information-two financial metrics, Funds From Operations
(“FFO”) and Adjusted Funds From Operations
(“AFFO”), neither of which is defined by GAAP but
both of which are common metrics in the real estate industry.
FFO is calculated based on net income, with adjustments for
gains or losses from sales of property, depreciation and
amortization, and unconsolidated partnerships and joint
ventures. (Dkt. No. 28 at 5.) AFFO further adjusts FFO to
account for one-time expenses, though its calculation
methodology is less consistently defined. (Id. at
served as CFO of ARCP in the first and second quarters of
2014. (Indictment ¶ 10.) The Indictment alleges that he
participated in a fraudulent scheme to falsely inflate AFFO
and AFFO per share in in ARCP's public filings for the
second quarter of 2014 (“Q2 2014”) and the first
half of 2014 (“YTD 2014”). (Id.) The
Indictment claims that Block inflated these figures so that
they would be consistent with ARCP's AFFO guidance and to
conceal errors made in the first quarter of 2014 (“Q1
2014”). (Id.) The impact of the misstatement
on YTD 2014 AFFO was approximately $13 million, and on YTD
2014 AFFO per share was approximately $0.03, or 5% of total
AFFO per share. (Id. ¶ 11.)
Indictment, which was unsealed on September 8, 2016, charges
Block with six counts. (Id. ¶¶ 26-40.)
Count One charges Block with conspiracy to commit securities
fraud to make false filings with the SEC and to falsify the
books and records of ARCP. Count Two charges Block with
securities fraud. Counts Three and Four charge Block with
making false statements in filings with the SEC. Count Five
charges Block with filing a false certification with the SEC.
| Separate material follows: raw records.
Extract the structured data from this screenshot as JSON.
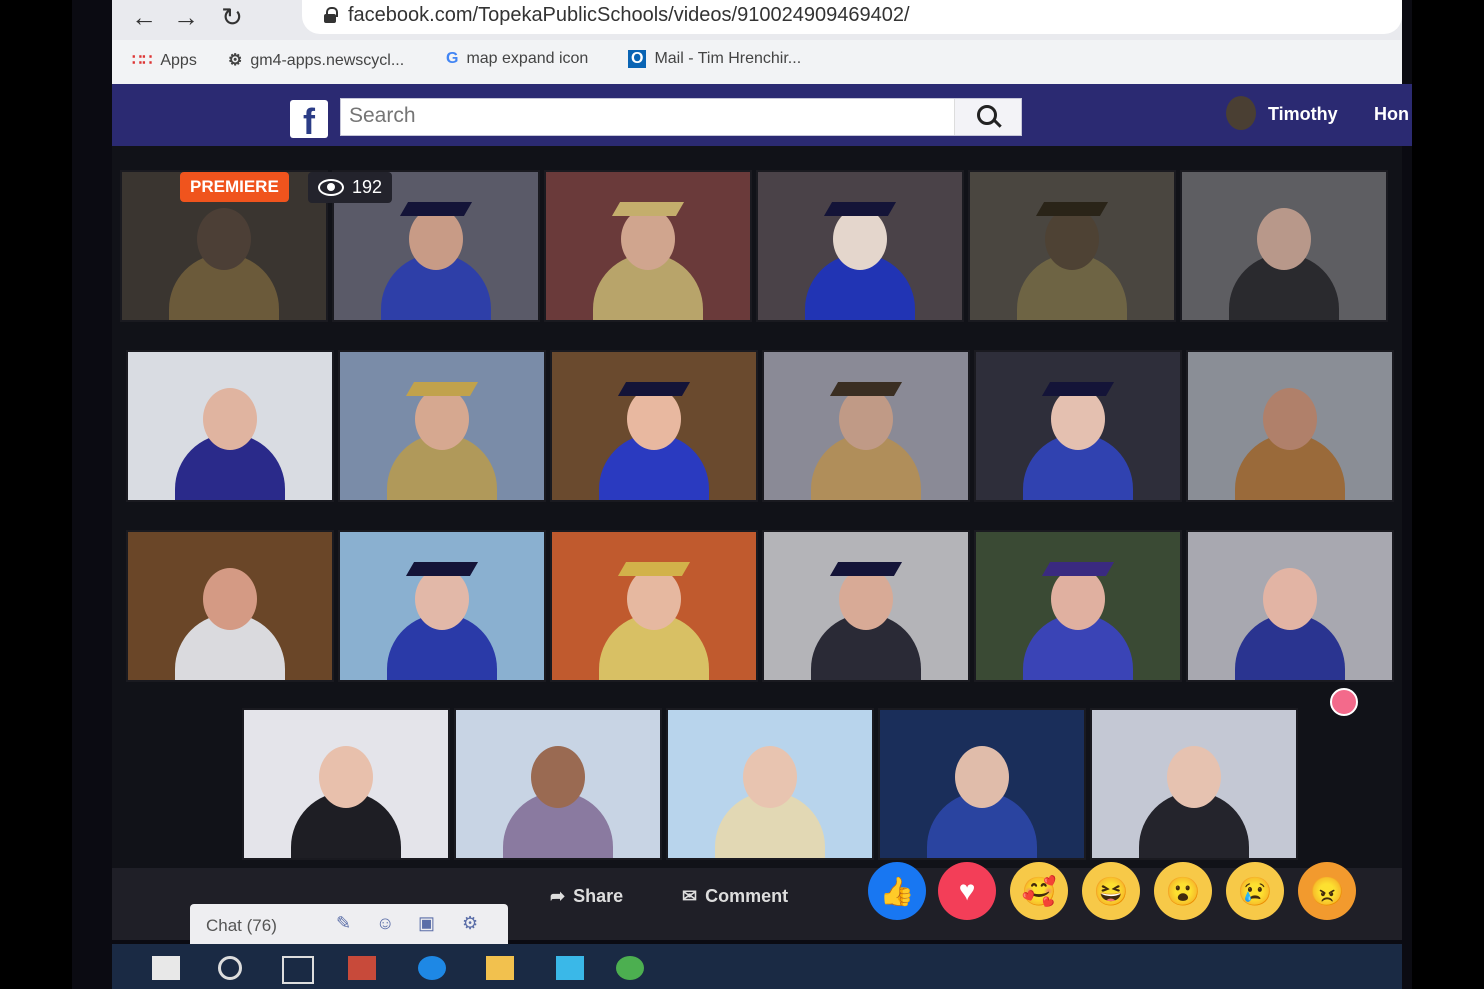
{
  "browser": {
    "url": "facebook.com/TopekaPublicSchools/videos/910024909469402/",
    "back_icon": "arrow-left-icon",
    "forward_icon": "arrow-right-icon",
    "reload_icon": "reload-icon",
    "bookmarks": [
      {
        "label": "Apps",
        "icon": "grid-icon"
      },
      {
        "label": "gm4-apps.newscycl...",
        "icon": "gear-icon"
      },
      {
        "label": "map expand icon",
        "icon": "google-icon"
      },
      {
        "label": "Mail - Tim Hrenchir...",
        "icon": "outlook-icon"
      }
    ]
  },
  "facebook": {
    "logo": "f",
    "search_placeholder": "Search",
    "user_name": "Timothy",
    "home_label": "Hon"
  },
  "video": {
    "premiere_label": "PREMIERE",
    "viewer_count": "192"
  },
  "actions": {
    "share_label": "Share",
    "comment_label": "Comment",
    "reactions": [
      "like",
      "love",
      "care",
      "haha",
      "wow",
      "sad",
      "angry"
    ]
  },
  "chat": {
    "label": "Chat (76)"
  },
  "colors": {
    "fb_bar": "#2b2a72",
    "premiere": "#f0541d",
    "like": "#1877f2",
    "love": "#f33e58"
  }
}
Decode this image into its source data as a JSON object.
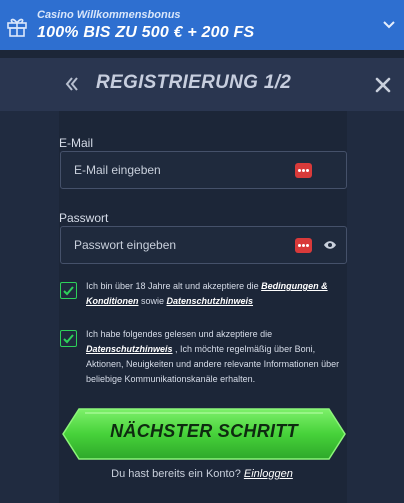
{
  "promo": {
    "subtitle": "Casino Willkommensbonus",
    "title": "100% BIS ZU 500 € + 200 FS"
  },
  "modal": {
    "title": "REGISTRIERUNG 1/2"
  },
  "form": {
    "email_label": "E-Mail",
    "email_placeholder": "E-Mail eingeben",
    "password_label": "Passwort",
    "password_placeholder": "Passwort eingeben",
    "consent1": {
      "checked": true,
      "text_before": "Ich bin über 18 Jahre alt und akzeptiere die ",
      "link1": "Bedingungen & Konditionen",
      "text_middle": " sowie ",
      "link2": "Datenschutzhinweis"
    },
    "consent2": {
      "checked": true,
      "text_before": "Ich habe folgendes gelesen und akzeptiere die ",
      "link": "Datenschutzhinweis",
      "text_after": " , Ich möchte regelmäßig über Boni, Aktionen, Neuigkeiten und andere relevante Informationen über beliebige Kommunikationskanäle erhalten."
    },
    "submit_label": "NÄCHSTER SCHRITT",
    "login_prompt": "Du hast bereits ein Konto? ",
    "login_link": "Einloggen"
  },
  "colors": {
    "promo_bg": "#2e6fd0",
    "accent_green": "#2dd05a",
    "password_badge": "#d93a3a"
  }
}
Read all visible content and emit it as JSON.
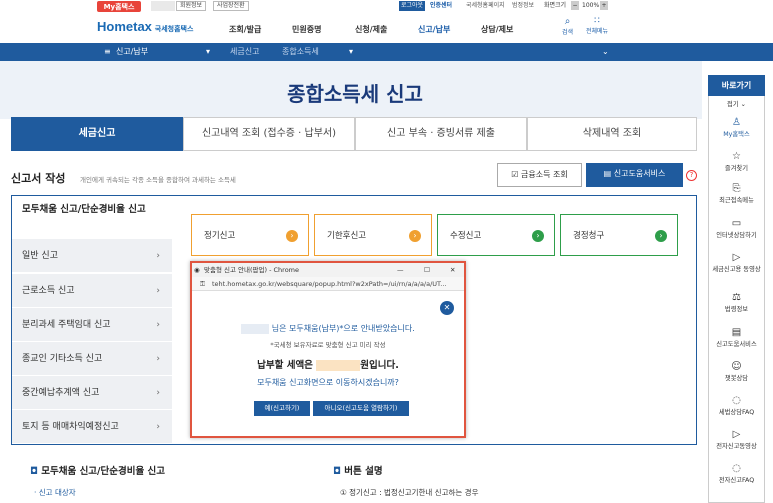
{
  "util": {
    "my_hometax": "My홈택스",
    "user_info": "회원정보",
    "biz_cert": "사업장전환",
    "logout": "로그아웃",
    "cert_center": "인증센터",
    "site1": "국세청홈페이지",
    "site2": "범정정보",
    "screen": "화면크기",
    "zoom": "100%"
  },
  "logo": {
    "brand": "Hometax",
    "sub": "국세청홈택스"
  },
  "gnb": [
    "조회/발급",
    "민원증명",
    "신청/제출",
    "신고/납부",
    "상담/제보"
  ],
  "tools": {
    "search": "검색",
    "all_menu": "전체메뉴"
  },
  "nav": {
    "menu": "신고/납부",
    "crumb1": "세금신고",
    "crumb2": "종합소득세"
  },
  "title": "종합소득세 신고",
  "tabs": [
    "세금신고",
    "신고내역 조회 (접수증 · 납부서)",
    "신고 부속 · 증빙서류 제출",
    "삭제내역 조회"
  ],
  "section": {
    "title": "신고서 작성",
    "desc": "개인에게 귀속되는 각종 소득을 종합하여 과세하는 소득세",
    "btn_financial": "금융소득 조회",
    "btn_service": "신고도움서비스"
  },
  "left_active": "모두채움 신고/단순경비율 신고",
  "left_items": [
    "일반 신고",
    "근로소득 신고",
    "분리과세 주택임대 신고",
    "종교인 기타소득 신고",
    "중간예납추계액 신고",
    "토지 등 매매차익예정신고"
  ],
  "types": [
    "정기신고",
    "기한후신고",
    "수정신고",
    "경정청구"
  ],
  "popup": {
    "window_title": "맞춤형 신고 안내(팝업) - Chrome",
    "url": "teht.hometax.go.kr/websquare/popup.html?w2xPath=/ui/rn/a/a/a/a/UT...",
    "line1": "님은 모두채움(납부)*으로 안내받았습니다.",
    "line2": "*국세청 보유자료로 맞춤형 신고 미리 작성",
    "line3a": "납부할 세액은",
    "line3b": "원입니다.",
    "line4": "모두채움 신고화면으로 이동하시겠습니까?",
    "yes": "예(신고하기)",
    "no": "아니오(신고도움 열람하기)"
  },
  "bottom": {
    "left_title": "모두채움 신고/단순경비율 신고",
    "left_sub": "신고 대상자",
    "right_title": "버튼 설명",
    "right_sub": "① 정기신고 : 법정신고기한내 신고하는 경우"
  },
  "rside": {
    "head": "바로가기",
    "fold": "접기",
    "items": [
      "My홈택스",
      "즐겨찾기",
      "최근접속메뉴",
      "인터넷상담하기",
      "세금신고용 동영상",
      "법령정보",
      "신고도움서비스",
      "챗봇상담",
      "세법상담FAQ",
      "전자신고동영상",
      "전자신고FAQ"
    ]
  },
  "colors": {
    "brand": "#1f5b9e",
    "accent_orange": "#f0a030",
    "accent_green": "#2e9e4a",
    "popup_border": "#e0553f"
  }
}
And Count Six charges Block with filing a false certification
with the SEC.
moves to dismiss all counts against him or, in the
alternative, to strike portions of the Indictment. (Dkt. No.
27.) Block also moves for a bill of particulars. (Dkt. No.
Court first considers Block's motion to dismiss and
strike and next addresses his motion for a bill of
Motion to Dismiss and Strike
argues that the Indictment should be dismissed because it
violates due process and because it fails to adequately
allege that his misstatements were materially false or
misleading. In the alternative, he argues that portions of
the indictment should be stricken.
Motion to Dismiss
motion to dismiss under Federal Rule of Criminal Procedure
12(b), the Court accepts the allegations in the indictment as
true and may not consider the sufficiency of the evidence.
United States v. Alyenikov, 737 F.Supp.2d 173, 176
(S.D.N.Y. 2010) (citing United States v. Velastegui,
199 F.3d 590, 592 n. 2 (2d Cir.1999); United States v.
Perez, 575 F.3d 164, 166 (2d Cir. 2009)).
7(c) provides that the indictment “shall be a plain,
concise and definite written statement of the essential facts
constituting the offense charged.” Fed. R. Crim. P.
7(c). It is well established that “an indictment need
do little more than to track the language of the statute
charged and state the time and place (in approximate terms)
of the alleged crime.” United States v.
Yannotti, 541 F.3d 112, 127 (2d Cir. 2008) (quoting
United States v. Alfonso, 143 F.3d 772, 776 (2d Cir.
1998)). “An indictment is sufficient when it charges a
crime with sufficient precision to inform the defendant of
the charges he must meet and with enough detail ...